High irrigation demands and polluted drainage flows from agriculture mean less freshwater for drinking or industrial use; contaminated municipal and industrial wastewater pollutes rivers and threatens ecosystems; if water has to be left in a river to protect fisheries and ecosystems, less can be diverted to grow crops. There are plenty of examples to prove that unregulated use of scarce water resources is wasteful, inherently unsustainable and potentially conducive to conflicts.
Integrated Water Resources Management is defined as a systematic process for the sustainable development, allocation and management, of water resource use, aimed at maximizing the social and economical benefits in an equitable manner without compromising the sustainability of vital ecosystems, and having in mind the complex interlinks between water and the surrounding land, ecosystems and socio-economic setting.
WMO through Hydrology and Water Resource Programme is contributing to the implementation of Integrated Water Resources Management by promoting water resources assessment and hydrological prediction based on scientific and quality data collection and management. It promotes the use of standardized hydrological data collection and exchange, which are essential, particularly in trans boundary basins. WMO is also actively promoting the implementation of the Integrated Water Resources Management concept through two major field level activities.

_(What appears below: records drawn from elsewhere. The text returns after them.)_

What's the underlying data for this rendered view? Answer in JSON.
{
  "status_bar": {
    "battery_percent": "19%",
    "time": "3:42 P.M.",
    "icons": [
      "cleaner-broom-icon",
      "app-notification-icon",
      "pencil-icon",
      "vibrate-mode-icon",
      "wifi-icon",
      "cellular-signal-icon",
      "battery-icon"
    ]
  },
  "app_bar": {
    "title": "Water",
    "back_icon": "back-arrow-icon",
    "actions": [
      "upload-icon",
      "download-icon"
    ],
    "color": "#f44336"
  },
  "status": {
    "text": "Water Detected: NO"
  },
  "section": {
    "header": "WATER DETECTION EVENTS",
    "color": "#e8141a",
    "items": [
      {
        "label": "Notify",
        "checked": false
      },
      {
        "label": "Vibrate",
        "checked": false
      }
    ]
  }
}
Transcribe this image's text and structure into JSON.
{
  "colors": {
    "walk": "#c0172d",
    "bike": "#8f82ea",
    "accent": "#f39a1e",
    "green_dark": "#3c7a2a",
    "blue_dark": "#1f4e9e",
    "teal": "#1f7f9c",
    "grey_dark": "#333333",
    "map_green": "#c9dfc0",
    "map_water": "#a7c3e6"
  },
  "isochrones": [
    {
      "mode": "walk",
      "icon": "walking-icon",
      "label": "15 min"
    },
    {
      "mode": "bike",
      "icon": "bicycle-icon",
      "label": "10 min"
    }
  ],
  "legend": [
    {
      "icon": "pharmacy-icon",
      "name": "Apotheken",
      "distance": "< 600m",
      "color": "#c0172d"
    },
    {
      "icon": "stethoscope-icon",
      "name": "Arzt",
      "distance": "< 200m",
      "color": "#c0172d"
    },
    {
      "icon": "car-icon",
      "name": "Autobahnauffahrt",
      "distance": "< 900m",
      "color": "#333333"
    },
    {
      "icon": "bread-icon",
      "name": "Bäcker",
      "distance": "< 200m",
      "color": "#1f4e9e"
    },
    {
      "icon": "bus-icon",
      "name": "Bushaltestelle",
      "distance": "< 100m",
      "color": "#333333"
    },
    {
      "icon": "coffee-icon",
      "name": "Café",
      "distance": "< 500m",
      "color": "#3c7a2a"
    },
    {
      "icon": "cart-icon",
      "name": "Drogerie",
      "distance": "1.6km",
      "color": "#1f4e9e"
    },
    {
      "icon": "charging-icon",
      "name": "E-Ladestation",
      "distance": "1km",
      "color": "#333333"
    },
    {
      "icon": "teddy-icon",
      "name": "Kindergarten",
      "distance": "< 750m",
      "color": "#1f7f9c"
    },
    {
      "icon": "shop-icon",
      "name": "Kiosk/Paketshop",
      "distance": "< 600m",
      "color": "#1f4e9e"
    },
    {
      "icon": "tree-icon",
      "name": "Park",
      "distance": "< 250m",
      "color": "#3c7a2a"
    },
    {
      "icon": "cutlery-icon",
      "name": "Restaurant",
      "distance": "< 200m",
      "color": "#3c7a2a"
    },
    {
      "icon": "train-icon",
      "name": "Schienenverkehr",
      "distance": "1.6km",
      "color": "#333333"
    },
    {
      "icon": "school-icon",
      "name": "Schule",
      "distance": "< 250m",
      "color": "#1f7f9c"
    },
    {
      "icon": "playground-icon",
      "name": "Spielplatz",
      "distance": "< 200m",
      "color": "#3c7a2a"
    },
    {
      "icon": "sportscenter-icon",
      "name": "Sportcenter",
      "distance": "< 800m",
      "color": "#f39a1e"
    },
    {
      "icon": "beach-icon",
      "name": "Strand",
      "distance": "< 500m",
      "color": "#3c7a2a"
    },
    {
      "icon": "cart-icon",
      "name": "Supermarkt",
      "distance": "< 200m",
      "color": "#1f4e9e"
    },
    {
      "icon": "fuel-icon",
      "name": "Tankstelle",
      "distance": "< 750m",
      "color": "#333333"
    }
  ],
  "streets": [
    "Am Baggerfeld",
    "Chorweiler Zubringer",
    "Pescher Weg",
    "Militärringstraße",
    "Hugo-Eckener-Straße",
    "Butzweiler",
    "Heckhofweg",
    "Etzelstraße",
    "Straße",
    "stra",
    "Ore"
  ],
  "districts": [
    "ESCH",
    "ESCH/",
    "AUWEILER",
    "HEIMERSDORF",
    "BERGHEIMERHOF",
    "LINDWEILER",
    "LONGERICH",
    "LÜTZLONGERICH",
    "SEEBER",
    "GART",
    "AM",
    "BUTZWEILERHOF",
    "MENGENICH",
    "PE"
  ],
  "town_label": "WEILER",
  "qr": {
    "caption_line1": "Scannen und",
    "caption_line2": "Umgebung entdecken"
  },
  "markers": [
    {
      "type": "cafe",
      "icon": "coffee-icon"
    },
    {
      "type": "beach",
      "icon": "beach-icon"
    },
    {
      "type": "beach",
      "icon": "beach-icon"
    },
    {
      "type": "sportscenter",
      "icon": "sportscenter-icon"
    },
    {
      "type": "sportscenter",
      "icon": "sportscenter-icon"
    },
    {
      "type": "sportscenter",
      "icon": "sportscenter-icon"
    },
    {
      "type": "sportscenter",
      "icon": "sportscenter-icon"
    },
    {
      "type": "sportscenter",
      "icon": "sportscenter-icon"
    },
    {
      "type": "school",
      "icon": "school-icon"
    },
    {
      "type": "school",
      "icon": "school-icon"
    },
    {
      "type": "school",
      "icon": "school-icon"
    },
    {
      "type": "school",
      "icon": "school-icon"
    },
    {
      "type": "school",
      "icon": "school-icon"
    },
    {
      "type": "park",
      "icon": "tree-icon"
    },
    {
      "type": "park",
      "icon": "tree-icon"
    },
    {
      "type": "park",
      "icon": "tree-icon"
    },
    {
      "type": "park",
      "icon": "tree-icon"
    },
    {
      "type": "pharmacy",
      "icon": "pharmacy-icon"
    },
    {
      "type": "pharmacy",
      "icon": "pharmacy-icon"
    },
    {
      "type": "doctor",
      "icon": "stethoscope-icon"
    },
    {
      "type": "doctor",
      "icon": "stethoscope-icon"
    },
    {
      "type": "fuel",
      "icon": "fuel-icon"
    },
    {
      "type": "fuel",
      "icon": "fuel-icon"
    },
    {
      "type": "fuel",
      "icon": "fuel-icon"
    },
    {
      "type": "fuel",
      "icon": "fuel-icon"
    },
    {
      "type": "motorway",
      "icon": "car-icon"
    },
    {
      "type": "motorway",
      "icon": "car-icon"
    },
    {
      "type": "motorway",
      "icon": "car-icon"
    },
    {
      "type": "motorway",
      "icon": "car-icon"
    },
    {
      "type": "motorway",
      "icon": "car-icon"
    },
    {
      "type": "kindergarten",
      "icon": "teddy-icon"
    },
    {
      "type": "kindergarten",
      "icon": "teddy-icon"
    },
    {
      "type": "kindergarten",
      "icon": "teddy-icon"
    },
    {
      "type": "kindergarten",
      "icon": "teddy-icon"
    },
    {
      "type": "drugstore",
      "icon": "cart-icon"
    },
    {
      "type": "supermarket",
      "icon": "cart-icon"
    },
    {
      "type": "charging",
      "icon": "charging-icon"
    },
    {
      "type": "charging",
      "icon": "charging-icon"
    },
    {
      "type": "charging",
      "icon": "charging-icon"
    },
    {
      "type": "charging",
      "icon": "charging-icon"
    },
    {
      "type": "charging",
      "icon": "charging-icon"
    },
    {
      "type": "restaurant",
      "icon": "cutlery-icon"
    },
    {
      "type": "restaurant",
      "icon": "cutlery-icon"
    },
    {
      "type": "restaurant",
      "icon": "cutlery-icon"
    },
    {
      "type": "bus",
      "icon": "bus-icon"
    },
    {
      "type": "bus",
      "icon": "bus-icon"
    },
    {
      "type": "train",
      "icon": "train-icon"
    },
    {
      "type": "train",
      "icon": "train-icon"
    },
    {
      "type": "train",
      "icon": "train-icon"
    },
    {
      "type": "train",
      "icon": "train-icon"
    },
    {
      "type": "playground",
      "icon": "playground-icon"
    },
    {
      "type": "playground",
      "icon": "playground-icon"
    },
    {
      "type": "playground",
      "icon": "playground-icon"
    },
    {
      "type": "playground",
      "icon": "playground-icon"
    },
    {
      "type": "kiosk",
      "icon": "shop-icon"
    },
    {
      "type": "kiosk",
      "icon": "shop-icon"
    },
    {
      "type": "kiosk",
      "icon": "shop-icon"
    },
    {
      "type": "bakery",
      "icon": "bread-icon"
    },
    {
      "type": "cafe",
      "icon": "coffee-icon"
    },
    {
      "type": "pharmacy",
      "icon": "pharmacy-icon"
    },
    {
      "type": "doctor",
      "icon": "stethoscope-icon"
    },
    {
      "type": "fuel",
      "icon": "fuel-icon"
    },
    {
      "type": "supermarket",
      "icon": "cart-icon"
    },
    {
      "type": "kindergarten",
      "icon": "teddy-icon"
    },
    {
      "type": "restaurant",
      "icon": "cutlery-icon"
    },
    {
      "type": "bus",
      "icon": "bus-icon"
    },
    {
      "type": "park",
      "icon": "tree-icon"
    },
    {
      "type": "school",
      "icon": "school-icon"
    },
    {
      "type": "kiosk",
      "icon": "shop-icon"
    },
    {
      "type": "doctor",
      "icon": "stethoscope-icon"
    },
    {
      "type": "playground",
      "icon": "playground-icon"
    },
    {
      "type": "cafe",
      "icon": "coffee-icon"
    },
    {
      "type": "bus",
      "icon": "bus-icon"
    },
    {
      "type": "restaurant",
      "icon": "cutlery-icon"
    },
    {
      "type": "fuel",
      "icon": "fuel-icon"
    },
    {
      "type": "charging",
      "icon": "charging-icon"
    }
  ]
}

On the one hand, it provides technical guidance at a national scale through projects that demonstrate the benefits and advantages of Integrated Water Resources Managemen adoption. On the other, at the global level, it is promoting Integrated Flood Management within the context of Integrated Water Resources Management through country level pilot projects and by developing guidance material in the framework of its Associated Programme on Flood Management, which is being implemented in collaboration with Global Water Partnership.